Problem details: Output the entries exactly.

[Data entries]
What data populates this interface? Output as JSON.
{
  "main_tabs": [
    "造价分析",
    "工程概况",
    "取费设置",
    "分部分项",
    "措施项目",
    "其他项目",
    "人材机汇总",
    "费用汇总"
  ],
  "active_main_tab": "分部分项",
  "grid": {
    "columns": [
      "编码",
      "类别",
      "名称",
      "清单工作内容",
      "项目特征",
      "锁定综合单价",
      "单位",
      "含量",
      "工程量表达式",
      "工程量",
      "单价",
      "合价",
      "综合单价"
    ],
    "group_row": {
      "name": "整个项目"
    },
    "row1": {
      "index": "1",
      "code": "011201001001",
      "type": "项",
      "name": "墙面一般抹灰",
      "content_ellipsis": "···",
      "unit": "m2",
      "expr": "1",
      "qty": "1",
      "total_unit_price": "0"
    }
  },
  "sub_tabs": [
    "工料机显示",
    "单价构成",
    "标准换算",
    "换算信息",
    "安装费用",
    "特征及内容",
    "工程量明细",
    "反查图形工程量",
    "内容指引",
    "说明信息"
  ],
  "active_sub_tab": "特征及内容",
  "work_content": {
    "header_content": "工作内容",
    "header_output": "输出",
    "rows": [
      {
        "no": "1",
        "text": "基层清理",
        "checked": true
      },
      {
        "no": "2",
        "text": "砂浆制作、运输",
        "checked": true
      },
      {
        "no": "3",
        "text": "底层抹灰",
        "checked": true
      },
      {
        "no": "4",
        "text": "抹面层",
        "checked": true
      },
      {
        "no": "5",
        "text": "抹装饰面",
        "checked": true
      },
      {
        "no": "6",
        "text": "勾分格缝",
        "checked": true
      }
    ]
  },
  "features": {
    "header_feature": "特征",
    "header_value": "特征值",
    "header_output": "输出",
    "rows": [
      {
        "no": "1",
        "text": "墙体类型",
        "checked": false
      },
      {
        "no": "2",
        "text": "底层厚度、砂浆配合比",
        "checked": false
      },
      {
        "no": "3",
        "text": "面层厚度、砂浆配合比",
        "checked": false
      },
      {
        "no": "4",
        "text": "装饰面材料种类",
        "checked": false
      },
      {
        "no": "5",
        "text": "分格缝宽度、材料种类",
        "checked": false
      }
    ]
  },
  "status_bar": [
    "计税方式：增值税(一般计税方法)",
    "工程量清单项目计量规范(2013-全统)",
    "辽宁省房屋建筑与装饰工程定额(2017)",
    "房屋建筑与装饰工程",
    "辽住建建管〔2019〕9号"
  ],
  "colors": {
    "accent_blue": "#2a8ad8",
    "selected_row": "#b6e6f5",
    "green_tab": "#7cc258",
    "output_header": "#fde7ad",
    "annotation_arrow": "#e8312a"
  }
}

Your response:
What data populates this interface? Output as JSON.
{
  "main_tabs": [
    "造价分析",
    "工程概况",
    "取费设置",
    "分部分项",
    "措施项目",
    "其他项目",
    "人材机汇总",
    "费用汇总"
  ],
  "active_main_tab": "分部分项",
  "grid": {
    "columns": [
      "编码",
      "类别",
      "名称",
      "清单工作内容",
      "项目特征",
      "锁定综合单价",
      "单位",
      "含量",
      "工程量表达式",
      "工程量",
      "单价",
      "合价",
      "综合单价"
    ],
    "group_row": {
      "name": "整个项目"
    },
    "row1": {
      "index": "1",
      "code": "011201001001",
      "type": "项",
      "name": "墙面一般抹灰",
      "content_ellipsis": "···",
      "unit": "m2",
      "expr": "1",
      "qty": "1",
      "total_unit_price": "0"
    }
  },
  "sub_tabs": [
    "工料机显示",
    "单价构成",
    "标准换算",
    "换算信息",
    "安装费用",
    "特征及内容",
    "工程量明细",
    "反查图形工程量",
    "内容指引",
    "说明信息"
  ],
  "active_sub_tab": "特征及内容",
  "work_content": {
    "header_content": "工作内容",
    "header_output": "输出",
    "rows": [
      {
        "no": "1",
        "text": "基层清理",
        "checked": true
      },
      {
        "no": "2",
        "text": "砂浆制作、运输",
        "checked": true
      },
      {
        "no": "3",
        "text": "底层抹灰",
        "checked": true
      },
      {
        "no": "4",
        "text": "抹面层",
        "checked": true
      },
      {
        "no": "5",
        "text": "抹装饰面",
        "checked": true
      },
      {
        "no": "6",
        "text": "勾分格缝",
        "checked": true
      }
    ]
  },
  "features": {
    "header_feature": "特征",
    "header_value": "特征值",
    "header_output": "输出",
    "rows": [
      {
        "no": "1",
        "text": "墙体类型",
        "checked": false
      },
      {
        "no": "2",
        "text": "底层厚度、砂浆配合比",
        "checked": false
      },
      {
        "no": "3",
        "text": "面层厚度、砂浆配合比",
        "checked": false
      },
      {
        "no": "4",
        "text": "装饰面材料种类",
        "checked": false
      },
      {
        "no": "5",
        "text": "分格缝宽度、材料种类",
        "checked": false
      }
    ]
  },
  "status_bar": [
    "计税方式：增值税(一般计税方法)",
    "工程量清单项目计量规范(2013-全统)",
    "辽宁省房屋建筑与装饰工程定额(2017)",
    "房屋建筑与装饰工程",
    "辽住建建管〔2019〕9号"
  ],
  "colors": {
    "accent_blue": "#2a8ad8",
    "selected_row": "#b6e6f5",
    "green_tab": "#7cc258",
    "output_header": "#fde7ad",
    "annotation_arrow": "#e8312a"
  }
}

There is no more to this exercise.